A bug has been discovered in one of the Internet's principal encryption programs. The bug enables attackers to evade security and eavesdrop on information supplied to companies online by users.
Mexican-American studies have been controversial in some parts of the country. In Arizona, for example, those studies were banned in 2011.
The National Highway Traffic Safety Administration is fining the automaker for not answers all of its questions about ignition switch problems, but General Motors says it's doing its best to comply.
Back 2012, The Salt surveyed readers on their favorite pies during our Pie Week series. Recently, an Australian reader wrote in to let us know she pie-charted our results with mouth-watering real pie.
The new agreement comes with a price: the Weather Channel has agreed to cut back its reality programming by half during weekdays.
Anthony Alexander, the chief executive of FirstEnergy Corp., says coal and nuclear energy will continue to play a central role in this country's energy future.
Schools collect a trove of student information, like attendance and grades. Now, more schools are mining that data to flag kids at risk of dropping out — often before anyone realizes they need help.
The beer bottle was tossed into the sea in 1913 and recovered by a fisherman last month. It is thought to be the oldest ever "message in a bottle."
Childhood amnesia descends gradually — and later than you might think, researchers say. Many 7-year-olds have robust memories of experiences from when they were 3 or even younger.
Archaeologists say the collection of circles in the bedrock of the city may be the oldest remains of a tribal village east of the Mississippi.
Cheryl Stumph and her family haven't had health insurance for years. Now that they do, they plan to take make up for lost time. Pent-up demand for care is overwhelming an Oregon health plan.
In Guinea, an aggressive strain of the virus has claimed over 100 lives and invaded the capital city. But while it may take months to contain the outbreak, there already are survivors.

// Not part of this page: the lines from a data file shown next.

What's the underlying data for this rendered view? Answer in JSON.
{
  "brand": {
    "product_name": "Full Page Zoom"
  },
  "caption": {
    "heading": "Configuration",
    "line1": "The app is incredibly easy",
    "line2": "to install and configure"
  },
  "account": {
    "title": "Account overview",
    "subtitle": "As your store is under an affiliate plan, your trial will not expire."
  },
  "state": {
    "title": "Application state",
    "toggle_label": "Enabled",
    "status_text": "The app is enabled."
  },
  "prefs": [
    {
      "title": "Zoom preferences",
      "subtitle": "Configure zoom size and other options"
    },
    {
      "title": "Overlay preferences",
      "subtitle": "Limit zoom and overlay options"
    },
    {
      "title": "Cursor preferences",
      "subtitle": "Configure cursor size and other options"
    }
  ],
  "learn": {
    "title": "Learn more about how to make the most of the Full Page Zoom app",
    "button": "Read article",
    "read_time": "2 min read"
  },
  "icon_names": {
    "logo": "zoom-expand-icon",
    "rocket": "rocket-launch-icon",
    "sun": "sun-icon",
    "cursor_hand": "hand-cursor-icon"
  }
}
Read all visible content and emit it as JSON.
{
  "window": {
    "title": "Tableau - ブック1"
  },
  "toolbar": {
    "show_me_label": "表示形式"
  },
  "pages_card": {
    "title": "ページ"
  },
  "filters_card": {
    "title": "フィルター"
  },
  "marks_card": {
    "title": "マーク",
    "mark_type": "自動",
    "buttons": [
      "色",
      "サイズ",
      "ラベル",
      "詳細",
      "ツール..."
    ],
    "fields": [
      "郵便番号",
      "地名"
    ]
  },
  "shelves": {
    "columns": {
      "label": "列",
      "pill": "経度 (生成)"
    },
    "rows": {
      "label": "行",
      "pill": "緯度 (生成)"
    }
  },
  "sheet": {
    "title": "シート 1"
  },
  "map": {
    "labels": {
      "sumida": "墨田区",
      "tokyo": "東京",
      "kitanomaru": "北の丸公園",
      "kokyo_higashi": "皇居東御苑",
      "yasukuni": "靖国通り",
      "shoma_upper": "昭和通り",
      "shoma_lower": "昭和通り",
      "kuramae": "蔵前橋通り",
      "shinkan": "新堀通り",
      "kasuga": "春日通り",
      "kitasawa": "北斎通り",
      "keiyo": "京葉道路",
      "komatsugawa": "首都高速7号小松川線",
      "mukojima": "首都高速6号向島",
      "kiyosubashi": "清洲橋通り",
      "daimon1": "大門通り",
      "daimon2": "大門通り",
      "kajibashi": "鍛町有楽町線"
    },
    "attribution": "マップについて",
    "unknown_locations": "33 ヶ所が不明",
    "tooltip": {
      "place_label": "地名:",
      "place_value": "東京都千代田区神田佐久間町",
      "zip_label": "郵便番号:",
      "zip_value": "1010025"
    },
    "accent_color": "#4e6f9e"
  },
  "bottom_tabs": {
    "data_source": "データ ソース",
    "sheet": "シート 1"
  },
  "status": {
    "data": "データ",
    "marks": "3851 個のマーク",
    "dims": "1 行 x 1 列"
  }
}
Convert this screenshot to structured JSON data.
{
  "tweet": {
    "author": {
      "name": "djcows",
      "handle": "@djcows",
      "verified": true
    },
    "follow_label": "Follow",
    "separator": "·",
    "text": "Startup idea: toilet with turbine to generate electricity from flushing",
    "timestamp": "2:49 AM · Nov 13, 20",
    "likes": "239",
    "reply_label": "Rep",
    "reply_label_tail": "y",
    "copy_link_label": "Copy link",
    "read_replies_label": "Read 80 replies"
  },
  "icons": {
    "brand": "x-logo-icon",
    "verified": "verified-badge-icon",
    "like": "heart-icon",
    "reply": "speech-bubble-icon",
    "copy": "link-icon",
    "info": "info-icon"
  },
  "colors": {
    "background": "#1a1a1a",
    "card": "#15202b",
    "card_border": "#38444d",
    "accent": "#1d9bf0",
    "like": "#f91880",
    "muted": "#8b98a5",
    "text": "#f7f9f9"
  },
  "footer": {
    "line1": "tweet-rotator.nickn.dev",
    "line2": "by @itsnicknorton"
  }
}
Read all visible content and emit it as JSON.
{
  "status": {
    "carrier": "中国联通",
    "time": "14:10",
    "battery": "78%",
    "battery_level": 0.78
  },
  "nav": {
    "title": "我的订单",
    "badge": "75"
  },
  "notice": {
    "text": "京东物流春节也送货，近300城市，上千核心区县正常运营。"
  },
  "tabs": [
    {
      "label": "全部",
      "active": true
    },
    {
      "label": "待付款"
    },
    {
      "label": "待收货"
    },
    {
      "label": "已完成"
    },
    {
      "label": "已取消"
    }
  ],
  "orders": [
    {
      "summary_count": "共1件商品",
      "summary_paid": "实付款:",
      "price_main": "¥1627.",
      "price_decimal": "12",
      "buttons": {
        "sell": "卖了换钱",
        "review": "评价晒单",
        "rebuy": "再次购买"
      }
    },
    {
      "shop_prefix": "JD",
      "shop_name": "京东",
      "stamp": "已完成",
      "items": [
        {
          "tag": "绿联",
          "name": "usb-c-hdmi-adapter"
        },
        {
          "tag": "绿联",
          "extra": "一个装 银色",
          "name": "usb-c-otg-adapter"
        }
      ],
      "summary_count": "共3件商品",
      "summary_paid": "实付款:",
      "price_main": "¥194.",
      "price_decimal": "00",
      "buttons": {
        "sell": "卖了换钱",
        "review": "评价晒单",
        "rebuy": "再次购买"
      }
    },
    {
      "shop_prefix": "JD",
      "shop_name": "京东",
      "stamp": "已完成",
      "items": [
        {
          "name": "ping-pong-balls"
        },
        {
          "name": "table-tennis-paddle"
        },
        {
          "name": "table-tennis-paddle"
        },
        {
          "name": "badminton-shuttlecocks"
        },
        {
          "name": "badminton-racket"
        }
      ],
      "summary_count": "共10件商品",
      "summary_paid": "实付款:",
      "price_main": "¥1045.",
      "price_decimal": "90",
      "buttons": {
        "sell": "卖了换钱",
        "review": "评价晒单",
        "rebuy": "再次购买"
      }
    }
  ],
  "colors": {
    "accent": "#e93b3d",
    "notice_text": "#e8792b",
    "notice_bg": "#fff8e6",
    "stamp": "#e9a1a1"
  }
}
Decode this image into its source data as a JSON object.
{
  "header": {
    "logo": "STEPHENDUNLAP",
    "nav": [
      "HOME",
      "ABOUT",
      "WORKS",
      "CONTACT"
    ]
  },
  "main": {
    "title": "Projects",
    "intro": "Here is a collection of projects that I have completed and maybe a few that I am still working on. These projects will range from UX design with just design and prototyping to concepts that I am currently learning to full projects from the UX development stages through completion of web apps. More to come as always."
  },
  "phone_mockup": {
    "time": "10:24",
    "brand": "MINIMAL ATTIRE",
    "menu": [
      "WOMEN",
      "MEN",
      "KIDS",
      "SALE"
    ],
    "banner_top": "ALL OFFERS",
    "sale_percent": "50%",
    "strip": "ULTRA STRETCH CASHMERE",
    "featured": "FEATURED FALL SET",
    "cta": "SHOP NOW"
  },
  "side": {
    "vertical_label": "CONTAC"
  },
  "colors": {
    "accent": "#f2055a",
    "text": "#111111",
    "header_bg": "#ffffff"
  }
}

"I would do it again and again and again," says one Hutu woman who defied orders and sheltered Tutsis during the 1994 genocide. Rwanda is beginning to recognize people who rescued those at risk.
Rep. Louis Gohmert and Attorney General Eric Holder clashed over the House's decision to hold Holder in contempt in 2012. The exchange included finger wagging and warnings against lectures.
Google, Yahoo and other major Internet companies use OpenSSL to protect your data transactions with them. Turns out a bug called Heartbleed has been exposing much of their data, and yours.
Scientist Lawrence Krauss says clips of him were "mined" to lend credibility to The Principle, a film he describes as "stupid" and "unbelievable."
During a hearing Tuesday, Vermont Sen. Patrick Leahy vented anger about a USAID program to fund a failed, Twitter-like network in Cuba.
Banking regulators at the FDIC and the Fed are voting on whether to impose tougher rules on big banks. Analysts think that the new regulations, which are expected to pass, will hurt growth prospects.
Dozens of people lost their homes in the massive slide in Oso, Wash., but few are likely to see an insurance payout. That's because mudslide coverage is not included in a typical homeowner's policy.